_Provided data:_
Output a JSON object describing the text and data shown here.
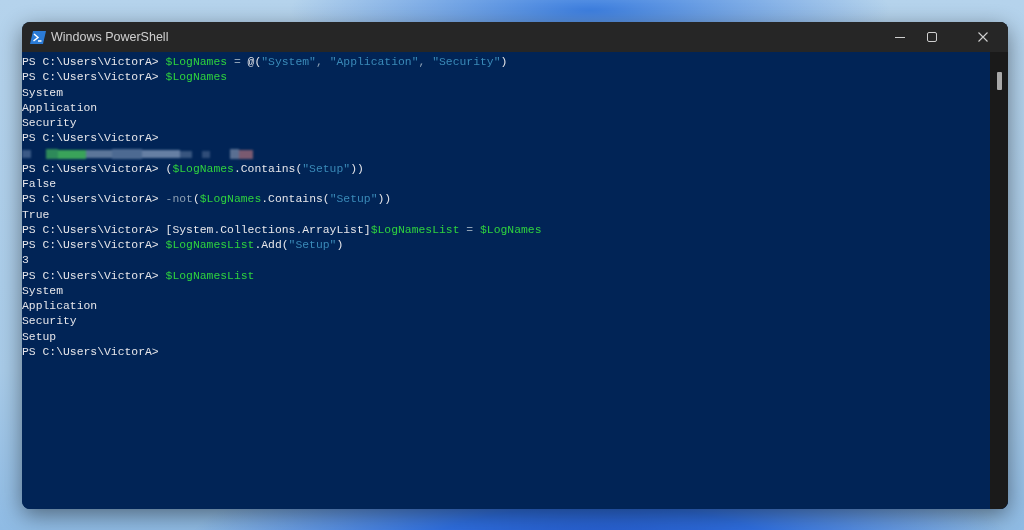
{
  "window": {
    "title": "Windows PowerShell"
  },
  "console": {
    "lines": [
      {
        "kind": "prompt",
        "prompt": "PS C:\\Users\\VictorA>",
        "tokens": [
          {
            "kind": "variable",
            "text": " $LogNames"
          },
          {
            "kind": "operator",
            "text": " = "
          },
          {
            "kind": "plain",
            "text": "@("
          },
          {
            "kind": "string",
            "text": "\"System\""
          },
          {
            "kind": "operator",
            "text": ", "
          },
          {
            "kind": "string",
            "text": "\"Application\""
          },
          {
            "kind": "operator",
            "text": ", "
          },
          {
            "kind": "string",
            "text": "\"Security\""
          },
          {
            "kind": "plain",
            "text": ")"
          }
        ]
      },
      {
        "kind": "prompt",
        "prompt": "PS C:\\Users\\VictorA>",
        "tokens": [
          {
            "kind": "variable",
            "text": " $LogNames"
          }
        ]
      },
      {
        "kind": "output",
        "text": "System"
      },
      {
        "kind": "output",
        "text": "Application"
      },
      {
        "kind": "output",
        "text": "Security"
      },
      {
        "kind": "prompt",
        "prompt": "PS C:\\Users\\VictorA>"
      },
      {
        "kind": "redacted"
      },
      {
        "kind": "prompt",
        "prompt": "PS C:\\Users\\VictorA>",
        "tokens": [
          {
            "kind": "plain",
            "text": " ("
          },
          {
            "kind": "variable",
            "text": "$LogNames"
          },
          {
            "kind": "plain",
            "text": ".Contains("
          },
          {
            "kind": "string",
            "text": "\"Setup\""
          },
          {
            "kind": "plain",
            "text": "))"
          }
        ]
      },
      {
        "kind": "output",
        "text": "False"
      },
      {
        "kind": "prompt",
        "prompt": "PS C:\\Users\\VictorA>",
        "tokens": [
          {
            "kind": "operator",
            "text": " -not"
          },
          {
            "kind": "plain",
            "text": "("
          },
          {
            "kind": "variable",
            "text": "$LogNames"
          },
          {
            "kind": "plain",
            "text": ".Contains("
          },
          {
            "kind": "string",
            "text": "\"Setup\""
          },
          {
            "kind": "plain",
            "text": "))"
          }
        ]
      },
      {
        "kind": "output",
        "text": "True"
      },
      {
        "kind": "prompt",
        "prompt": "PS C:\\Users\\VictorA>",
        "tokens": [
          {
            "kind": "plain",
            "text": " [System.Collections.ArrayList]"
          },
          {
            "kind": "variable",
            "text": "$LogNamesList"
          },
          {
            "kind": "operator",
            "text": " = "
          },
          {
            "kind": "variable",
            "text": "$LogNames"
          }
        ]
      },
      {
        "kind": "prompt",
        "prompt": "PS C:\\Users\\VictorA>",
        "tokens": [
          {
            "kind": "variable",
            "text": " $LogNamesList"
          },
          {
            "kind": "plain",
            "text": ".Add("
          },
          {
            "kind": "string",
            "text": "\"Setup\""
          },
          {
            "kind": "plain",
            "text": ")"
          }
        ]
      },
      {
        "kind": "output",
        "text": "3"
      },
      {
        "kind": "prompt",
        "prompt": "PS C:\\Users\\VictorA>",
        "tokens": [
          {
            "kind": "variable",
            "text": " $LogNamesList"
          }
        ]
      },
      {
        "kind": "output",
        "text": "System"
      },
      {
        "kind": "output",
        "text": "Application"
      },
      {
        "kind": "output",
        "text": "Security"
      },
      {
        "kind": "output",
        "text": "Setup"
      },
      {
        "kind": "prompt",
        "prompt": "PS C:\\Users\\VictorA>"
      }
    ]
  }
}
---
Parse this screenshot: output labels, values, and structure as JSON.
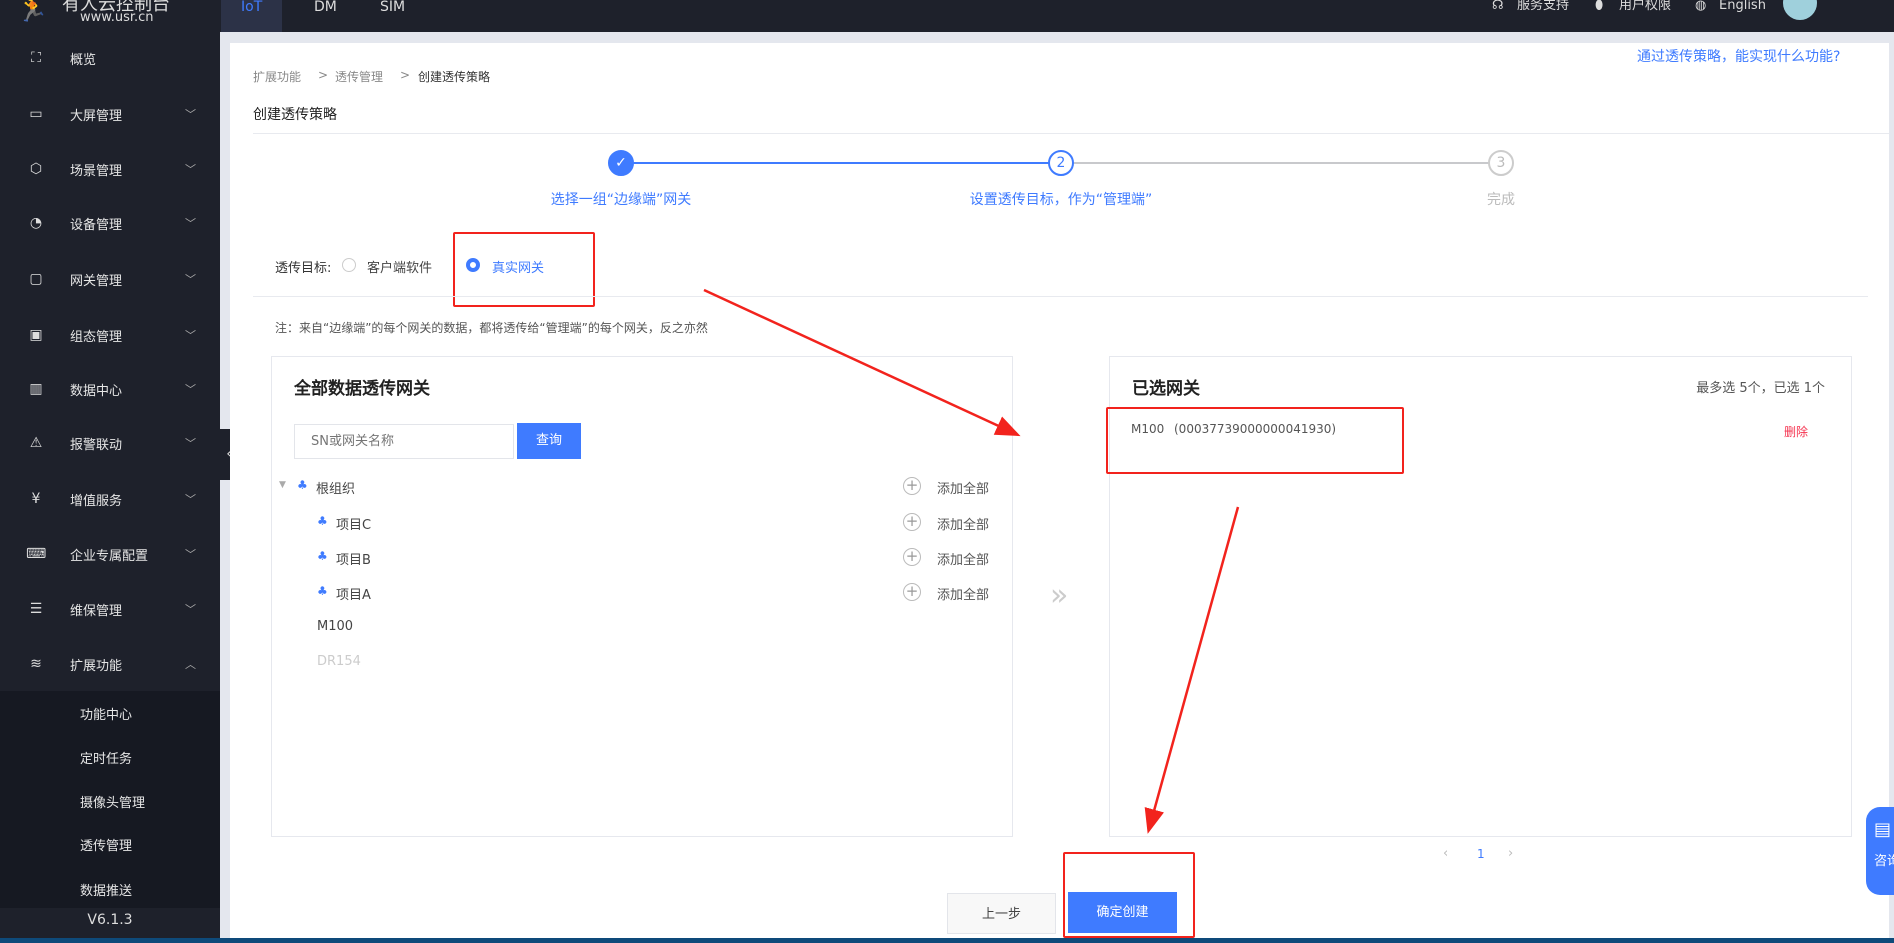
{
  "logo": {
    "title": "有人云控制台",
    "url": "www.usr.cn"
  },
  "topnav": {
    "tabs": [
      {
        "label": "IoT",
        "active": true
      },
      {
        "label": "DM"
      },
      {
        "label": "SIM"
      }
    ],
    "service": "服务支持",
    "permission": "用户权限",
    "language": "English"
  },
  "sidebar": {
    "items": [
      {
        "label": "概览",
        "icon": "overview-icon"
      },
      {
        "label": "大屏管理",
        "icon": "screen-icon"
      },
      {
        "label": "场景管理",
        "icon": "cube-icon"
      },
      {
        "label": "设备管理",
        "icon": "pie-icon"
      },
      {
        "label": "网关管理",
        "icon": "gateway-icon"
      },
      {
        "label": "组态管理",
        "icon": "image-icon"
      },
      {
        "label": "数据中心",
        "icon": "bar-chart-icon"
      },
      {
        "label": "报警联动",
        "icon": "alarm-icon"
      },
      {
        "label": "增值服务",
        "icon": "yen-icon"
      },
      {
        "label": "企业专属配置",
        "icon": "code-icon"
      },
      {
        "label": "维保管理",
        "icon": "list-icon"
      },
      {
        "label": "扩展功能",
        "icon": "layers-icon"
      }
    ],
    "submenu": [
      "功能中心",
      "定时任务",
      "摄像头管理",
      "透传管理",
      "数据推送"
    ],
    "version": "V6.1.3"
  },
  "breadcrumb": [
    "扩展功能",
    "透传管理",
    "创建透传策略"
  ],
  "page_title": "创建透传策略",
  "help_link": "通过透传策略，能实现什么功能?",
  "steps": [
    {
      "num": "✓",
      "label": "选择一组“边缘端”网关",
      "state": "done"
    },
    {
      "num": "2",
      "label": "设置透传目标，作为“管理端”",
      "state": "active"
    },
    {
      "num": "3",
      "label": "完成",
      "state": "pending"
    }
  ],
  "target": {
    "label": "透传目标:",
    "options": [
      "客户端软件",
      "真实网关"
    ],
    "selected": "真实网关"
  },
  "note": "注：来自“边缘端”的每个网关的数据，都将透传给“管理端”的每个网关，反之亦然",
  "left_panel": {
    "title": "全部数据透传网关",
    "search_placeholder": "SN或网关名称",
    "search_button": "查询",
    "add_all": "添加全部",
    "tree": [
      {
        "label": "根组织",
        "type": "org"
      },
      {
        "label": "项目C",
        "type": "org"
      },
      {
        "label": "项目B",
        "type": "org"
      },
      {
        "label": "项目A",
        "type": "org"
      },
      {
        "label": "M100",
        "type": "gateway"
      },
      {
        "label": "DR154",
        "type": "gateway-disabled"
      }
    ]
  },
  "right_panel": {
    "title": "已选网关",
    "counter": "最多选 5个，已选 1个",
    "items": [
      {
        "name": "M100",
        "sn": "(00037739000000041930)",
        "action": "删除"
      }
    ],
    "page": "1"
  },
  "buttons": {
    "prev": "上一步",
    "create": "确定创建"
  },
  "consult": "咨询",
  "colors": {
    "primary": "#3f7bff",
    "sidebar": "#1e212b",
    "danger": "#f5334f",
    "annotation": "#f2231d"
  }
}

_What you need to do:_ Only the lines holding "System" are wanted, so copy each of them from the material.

_Exercise answer:_
            "text": "\"System\""
        "text": "System"
            "text": " [System.Collections.ArrayList]"
        "text": "System"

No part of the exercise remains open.